Updated: Apr 4, 2020
Back in my college days at Holy Cross, I purchased an African red legged Tarantula, perhaps to add more atmosphere into our already bizarre off-campus house which we called the “Homestead.”
I named the tarantula Herman. We even had a sign in our front yard which had inscripted, “Beware of the Tarantula.” Herman’s living accommodation was nothing more than a small aquarium with a bit of sand as his flooring. He would stand guard all day long on top of an empty wine bottle patiently preparing for his daily attack.
You see, his dining preference was live grasshoppers. The grasshoppers lived in the wine bottle and were quite fearful of leaving their glass sanctuary. They would crowd themselves along the neck of the opening of the bottle. Their conundrum was that their food and water source was at the opposite end of the aquarium. The doomed grasshoppers would be forced to leave the safety and comfort of their home, cross an open field, gather their food and water, and then hop wildly back to the bottle.
Can you imagine the decision making that these grasshoppers had to make every day? Die by starvation or die by Herman...
In light of this outbreak of CoronaVirus, we now are living under a new set of rules... rules that will save our lives if we comply. By a moral and ethical protocol, I now stay in my home, I wash my hands all day long, I don’t go out to restaurants, I don’t go to the gym, I don’t go to church, I maintain my 6 foot social distance from anyone and recoil from that ‘one person’ who merely sniffles!

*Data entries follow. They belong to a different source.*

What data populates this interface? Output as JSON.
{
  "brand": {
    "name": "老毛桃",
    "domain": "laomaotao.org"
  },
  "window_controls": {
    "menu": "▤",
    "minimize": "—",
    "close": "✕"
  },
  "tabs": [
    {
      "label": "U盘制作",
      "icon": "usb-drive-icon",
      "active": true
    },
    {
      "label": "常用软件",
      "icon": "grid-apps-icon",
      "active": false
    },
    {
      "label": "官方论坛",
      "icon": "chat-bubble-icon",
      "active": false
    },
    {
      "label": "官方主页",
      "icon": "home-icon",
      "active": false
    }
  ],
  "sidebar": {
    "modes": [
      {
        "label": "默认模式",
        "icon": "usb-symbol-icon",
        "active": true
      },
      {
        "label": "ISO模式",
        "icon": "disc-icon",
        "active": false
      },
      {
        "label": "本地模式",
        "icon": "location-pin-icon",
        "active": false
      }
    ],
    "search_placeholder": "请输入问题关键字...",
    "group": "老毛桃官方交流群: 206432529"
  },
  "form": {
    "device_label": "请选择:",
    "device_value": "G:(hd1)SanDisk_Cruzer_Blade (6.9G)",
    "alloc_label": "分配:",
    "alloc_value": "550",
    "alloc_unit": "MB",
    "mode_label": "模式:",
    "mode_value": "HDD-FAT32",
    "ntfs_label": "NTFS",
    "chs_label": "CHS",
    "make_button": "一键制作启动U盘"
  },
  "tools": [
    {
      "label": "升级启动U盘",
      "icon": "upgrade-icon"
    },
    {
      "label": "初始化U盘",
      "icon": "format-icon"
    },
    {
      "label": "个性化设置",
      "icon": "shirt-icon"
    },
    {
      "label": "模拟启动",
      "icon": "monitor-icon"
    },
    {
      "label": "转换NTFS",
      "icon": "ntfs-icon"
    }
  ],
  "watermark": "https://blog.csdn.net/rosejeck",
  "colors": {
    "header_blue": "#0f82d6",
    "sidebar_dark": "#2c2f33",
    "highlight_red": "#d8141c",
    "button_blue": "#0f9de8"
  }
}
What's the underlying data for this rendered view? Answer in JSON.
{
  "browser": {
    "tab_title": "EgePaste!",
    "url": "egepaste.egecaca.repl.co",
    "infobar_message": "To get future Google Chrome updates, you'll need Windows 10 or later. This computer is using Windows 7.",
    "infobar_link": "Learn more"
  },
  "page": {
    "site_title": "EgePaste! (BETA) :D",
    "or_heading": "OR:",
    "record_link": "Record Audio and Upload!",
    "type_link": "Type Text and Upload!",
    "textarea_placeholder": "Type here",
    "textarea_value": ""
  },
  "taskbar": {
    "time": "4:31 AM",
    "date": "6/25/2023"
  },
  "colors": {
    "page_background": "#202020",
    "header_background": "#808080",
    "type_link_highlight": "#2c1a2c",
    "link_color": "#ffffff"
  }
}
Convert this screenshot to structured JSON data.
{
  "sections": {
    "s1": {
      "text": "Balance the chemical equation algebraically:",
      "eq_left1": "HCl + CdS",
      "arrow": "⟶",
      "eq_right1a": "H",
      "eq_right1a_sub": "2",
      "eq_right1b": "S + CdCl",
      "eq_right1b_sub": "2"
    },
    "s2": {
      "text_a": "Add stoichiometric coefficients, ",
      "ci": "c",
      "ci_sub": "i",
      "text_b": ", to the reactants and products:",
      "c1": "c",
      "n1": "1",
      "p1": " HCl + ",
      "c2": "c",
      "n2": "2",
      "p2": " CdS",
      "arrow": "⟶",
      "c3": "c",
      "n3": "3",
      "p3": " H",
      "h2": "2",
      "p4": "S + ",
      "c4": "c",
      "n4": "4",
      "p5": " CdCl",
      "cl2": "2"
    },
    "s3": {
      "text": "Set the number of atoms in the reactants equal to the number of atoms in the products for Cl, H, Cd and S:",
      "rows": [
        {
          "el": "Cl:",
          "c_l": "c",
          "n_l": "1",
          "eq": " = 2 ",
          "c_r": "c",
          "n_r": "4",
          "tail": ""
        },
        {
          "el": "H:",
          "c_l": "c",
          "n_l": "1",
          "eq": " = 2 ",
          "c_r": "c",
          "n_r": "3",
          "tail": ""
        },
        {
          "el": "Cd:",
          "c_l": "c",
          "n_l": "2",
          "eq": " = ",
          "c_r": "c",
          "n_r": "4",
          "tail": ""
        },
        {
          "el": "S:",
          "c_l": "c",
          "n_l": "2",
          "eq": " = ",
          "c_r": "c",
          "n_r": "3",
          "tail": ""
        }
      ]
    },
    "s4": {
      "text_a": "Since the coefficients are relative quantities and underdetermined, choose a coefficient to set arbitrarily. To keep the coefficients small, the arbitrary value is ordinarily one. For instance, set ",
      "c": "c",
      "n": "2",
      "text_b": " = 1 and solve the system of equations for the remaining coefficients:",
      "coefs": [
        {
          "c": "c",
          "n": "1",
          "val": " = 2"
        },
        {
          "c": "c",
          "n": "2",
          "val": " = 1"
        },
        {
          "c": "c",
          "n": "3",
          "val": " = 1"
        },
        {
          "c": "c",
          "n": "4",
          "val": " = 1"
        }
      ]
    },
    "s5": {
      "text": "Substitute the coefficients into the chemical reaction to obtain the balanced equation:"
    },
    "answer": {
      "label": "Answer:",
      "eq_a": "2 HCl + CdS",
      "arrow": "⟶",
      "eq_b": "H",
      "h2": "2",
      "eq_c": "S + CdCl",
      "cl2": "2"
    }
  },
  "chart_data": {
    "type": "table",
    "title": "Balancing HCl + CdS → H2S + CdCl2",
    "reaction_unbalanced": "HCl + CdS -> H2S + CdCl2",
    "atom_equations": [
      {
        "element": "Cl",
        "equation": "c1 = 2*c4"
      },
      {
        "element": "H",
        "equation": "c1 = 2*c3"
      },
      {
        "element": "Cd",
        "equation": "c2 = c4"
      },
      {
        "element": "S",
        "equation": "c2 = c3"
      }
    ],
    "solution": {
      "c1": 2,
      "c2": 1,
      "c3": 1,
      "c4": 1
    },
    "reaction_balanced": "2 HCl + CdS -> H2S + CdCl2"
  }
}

But then again, I need food. I need water. I need cream for my coffee! So, I leave my sanctuary, and I run through the crowded parking lot in search of that coveted unused grocery cart, race into the grocery store and… wham… come face to face with hundreds of people, all huddled together like a rugby scrummage in the paper goods aisle.
And in an instant, I, a productive and integral part of human society, become diminished to nothing more than a grasshopper….
If we continue to live carelessly, we will literally come face to face with the wrath of Herman in the form of the plague of COVID-19. It is serious. It is a death sentence to some.
Our TBS class is now of age to be considered high risk, as we are all well into our 60’s.
I do not mean to lecture, but we were then and are now leaders in our families, businesses, and communities. The first rule is to set a good example. Please also take care of yourselves, continue to communicate with one another, behave like the world is watching our every action, and listen to what the authorities have to say. And comply.
We will get through this and come out better for it.
Jim 'Hondo' Haldeman served 22 years in the USMC as an Artillery Officer, Fighter Pilot, and Commander of Civil Military Operations in Fallujah. He retired as a 737 Captain with American Airlines. Jim enjoys playing the piano and is member of Hope Masonic Lodge in Rhode Island, having been elected for 5 years in a row as the Worshipful Master. Printed with Jim's permission.